The British government has pledged its support to the UK and Ireland’s proposed bid to host the 2030 FIFA World Cup, with Prime Minister Boris Johnson said to be ‘very keen’ to stage the tournament for the first time in more than six decades, according to reports.
Tomorrow at the Budget, Chancellor Rishi Sunak is expected to confirm that the government will provide £2.8 million to back the World Cup.
The football associations of England, Scotland, Wales and Northern Ireland came together to put together a proposal to host the 2030 edition of the World Cup in 2018, with the Football Association of Ireland (FAI) also announcing it would join its UK counterparts.
Then-Prime Minister Theresa May confirmed that the government would back the bid, as the four FAs prepared to conduct a feasibility study into the possibility of hosting the event.

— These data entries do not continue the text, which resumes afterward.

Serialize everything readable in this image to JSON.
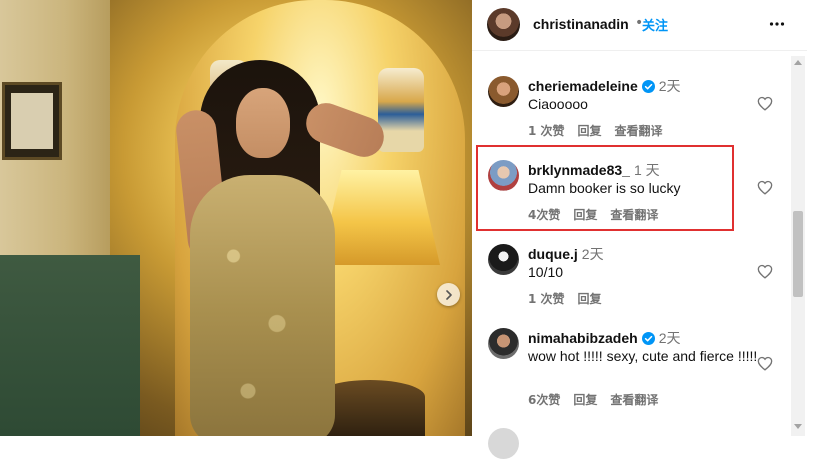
{
  "post": {
    "username": "christinanadin",
    "separator": "•",
    "follow_label": "关注",
    "more_icon": "more-horizontal-icon"
  },
  "comments": [
    {
      "username": "cheriemadeleine",
      "verified": true,
      "time": "2天",
      "text": "Ciaooooo",
      "likes": "1 次赞",
      "reply": "回复",
      "translate": "查看翻译"
    },
    {
      "username": "brklynmade83_",
      "verified": false,
      "time": "1 天",
      "text": "Damn booker is so lucky",
      "likes": "4次赞",
      "reply": "回复",
      "translate": "查看翻译",
      "highlighted": true
    },
    {
      "username": "duque.j",
      "verified": false,
      "time": "2天",
      "text": "10/10",
      "likes": "1 次赞",
      "reply": "回复"
    },
    {
      "username": "nimahabibzadeh",
      "verified": true,
      "time": "2天",
      "text": "wow hot !!!!! sexy, cute and fierce !!!!!",
      "likes": "6次赞",
      "reply": "回复",
      "translate": "查看翻译"
    }
  ],
  "colors": {
    "accent": "#0095f6",
    "verified": "#0095f6",
    "highlight": "#e03030",
    "muted": "#737373"
  }
}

“The football associations and government partners of the UK and Ireland are delighted that the UK government has committed to support a prospective five-association bid for the 2030 FIFA World Cup,” a joint statement released by the five football associations read.

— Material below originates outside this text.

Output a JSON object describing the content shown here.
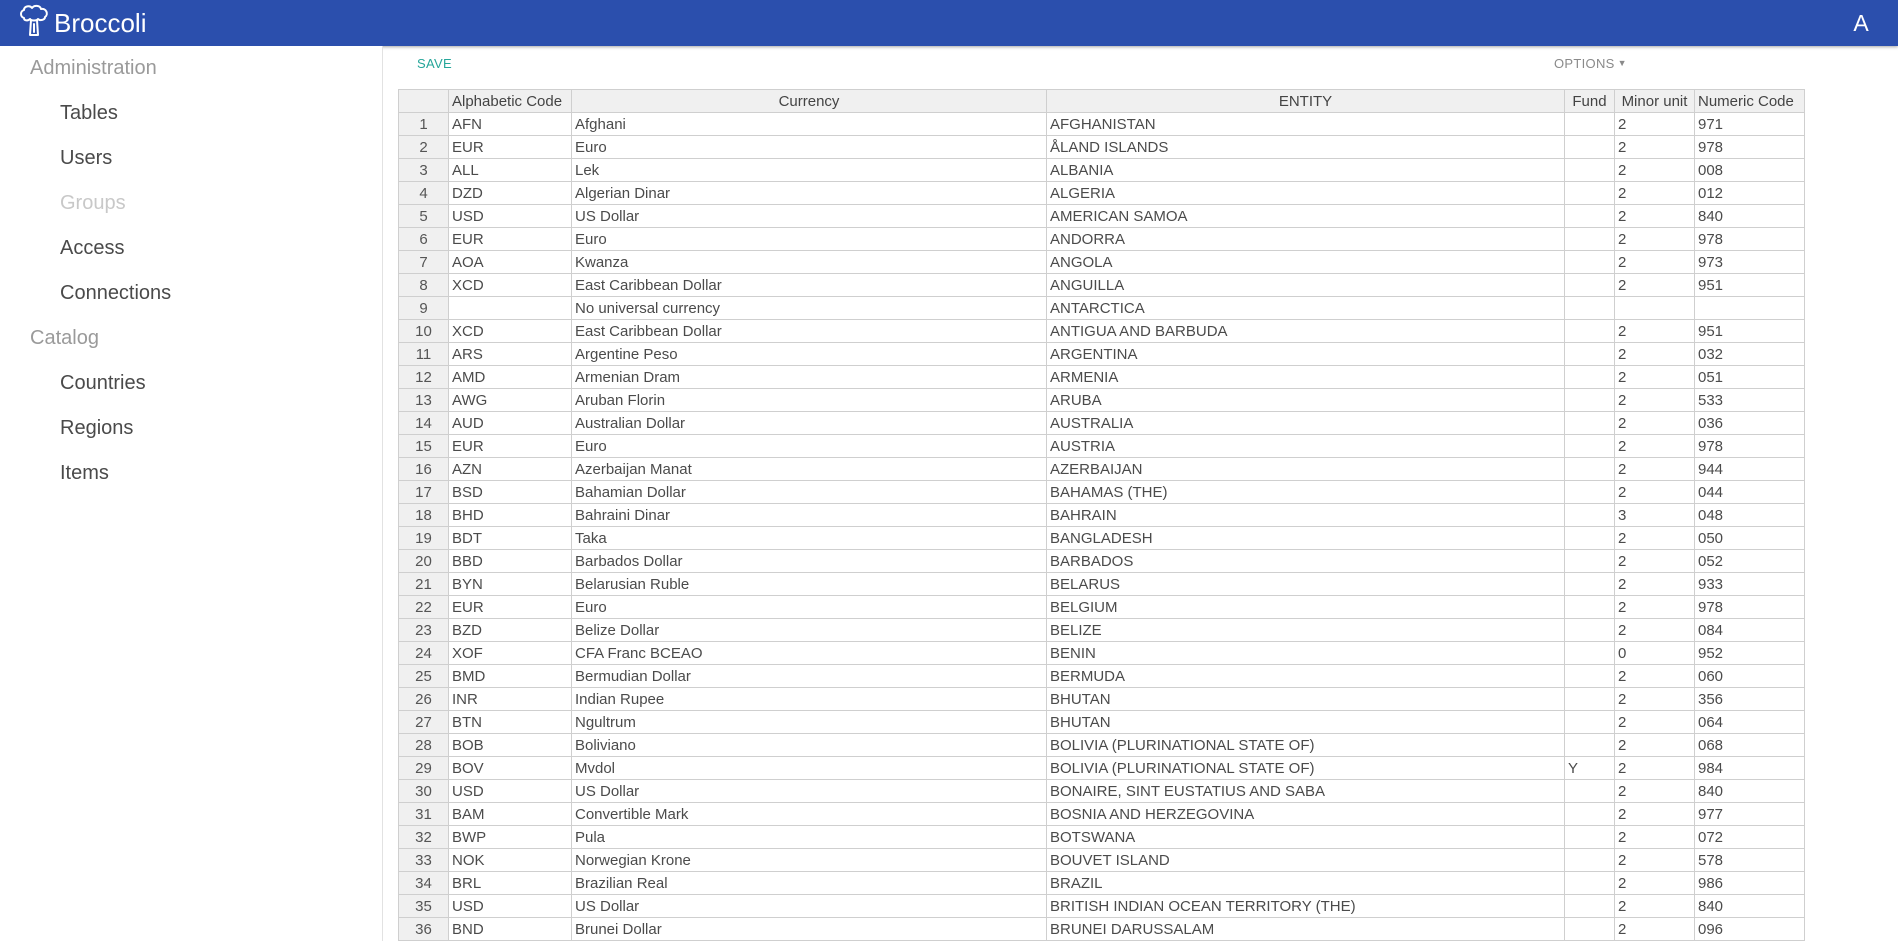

“We will continue to undertake feasibility work to assess the viability of a bid before FIFA formally open the process in 2022. Staging a FIFA World Cup would provide an incredible opportunity to deliver tangible benefits for our nations.
“If a decision is made to bid for the event, we look forward to presenting our hosting proposals to FIFA and the wider global football community.”
The UK, which has only hosted the World Cup once in 1966 when England famously took the title, lost out to Russia to host the 2018 tournament, earning just two votes out of 22 from FIFA.
Qatar is set to stage the 2022 event, and it has been announced that the US, Canada and Mexico will co-host the 2026 tournament, opening the 2030 World Cup as the next available slot.
The UK will face competition from Spain and Portugal which announced their intentions to launch a combined bid last year, whilst Romania, Greece, Bulgaria and Serbia are likely to enter a joint bid. The South American region also joined the race, with Chile, Argentina, Paraguay and Uruguay joining forces to apply for the hosting rights.
Last week, reports emerged that the UK is ‘very likely’ to step in and solely host the delayed 2020 European Championships due to coronavirus-related concerns and the success of the vaccination programme.
Johnson told The Sun earlier today: “We are hosting the Euros. We are hosting the semis and the final.
“If there’s, you know, if they want any other matches that they want hosted, we’re certainly on for that but at the moment that’s where we are with UEFA.”